“You’re awfully obvious,” Ethel Barrymore told Davis, just before it was time to go.

“I know,” he told her. “I don’t suppose you’d marry me some day?”

“Not after all this,” she said, nodding toward the Gibsons dancing together.

In the bar downstairs he got very drunk and laughed another bitter laugh that startled Ethel who was sitting at a nearby table quietly reading a play script, nodding through the parts, her mouth working silently through the words. A lovely mouth indeed in that Barrymore profile!

At three o’clock or so he fell asleep in a huge, thick-padded leather chair. Its arms were like the great brown thighs of a dark woman. He dreamed a soft, warm dream of such a woman. It was a disturbing dream–erotic, equatorial. As he struggled groggily to awake and not wet his crotch he began to torment himself, cranking masochistic shadowy film footage of the wedding bed. He stood up finally and lingered there wondering what to do with himself.

Out on the veranda the moon was pale, its face comical and, it seemed to Davis, cruel and supercilious.

“One must walk into the night,” some French writer said. Davis had met him while visiting Paris and doing notes for his hasty travelogue About Paris. The writing was hasty–typically so.

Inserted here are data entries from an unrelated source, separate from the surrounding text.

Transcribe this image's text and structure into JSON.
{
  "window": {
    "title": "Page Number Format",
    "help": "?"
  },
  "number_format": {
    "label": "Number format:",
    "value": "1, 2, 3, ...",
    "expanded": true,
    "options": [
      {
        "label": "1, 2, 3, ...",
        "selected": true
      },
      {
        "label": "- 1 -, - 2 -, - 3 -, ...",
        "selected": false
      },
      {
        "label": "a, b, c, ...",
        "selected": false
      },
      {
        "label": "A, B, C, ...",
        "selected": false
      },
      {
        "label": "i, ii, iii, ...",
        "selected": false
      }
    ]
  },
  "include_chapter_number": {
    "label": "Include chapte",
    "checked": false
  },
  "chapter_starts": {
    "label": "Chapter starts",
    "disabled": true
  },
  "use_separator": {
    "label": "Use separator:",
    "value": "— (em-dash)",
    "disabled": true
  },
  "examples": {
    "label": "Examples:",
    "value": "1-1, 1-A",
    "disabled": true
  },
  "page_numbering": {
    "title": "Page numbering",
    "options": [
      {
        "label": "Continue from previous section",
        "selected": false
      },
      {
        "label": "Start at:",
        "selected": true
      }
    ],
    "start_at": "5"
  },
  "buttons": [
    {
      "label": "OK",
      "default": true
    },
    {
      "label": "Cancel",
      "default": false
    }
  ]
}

Davis swore, stepped down from the veranda and began to walk dizzily down a little road that wound into the Virginia darkness.

On the road–Richard Harding Davis forever on the road. Well, he could not turn back.

He had told a helluva lot of people he was going to crowd the experiences of several lifetimes into one so it was expected of him. He wondered how far it was to–to the next someplace he had never traveled.

Adrift–between loops of sad remembrance and slipping-off states of willful amnesia. Behind him a light was perhaps going on in an upper bedroom of that house. Then going out, the darkness full of struggles of joy, the goddam moon blessing them with its moronic face.

He told himself that he would be damn sure to find a woman who was REAL next time around. No more longing of the moth for (oh, bitter words!) the star. What is it that was/is missing in me? he asked himself. Asked it only once before kicking the words away in a tough bit of copy editing.

On the road–forever on the road.

His mother had told him he was the knight-errant of American idealism. Had knighted him; nighted him.

Lightning flashes off south…

One must learn to walk into the night…

And then bravely into the wide world.


Read John’s Interview about The Gibson Boy, an American Hero, his novel in progress.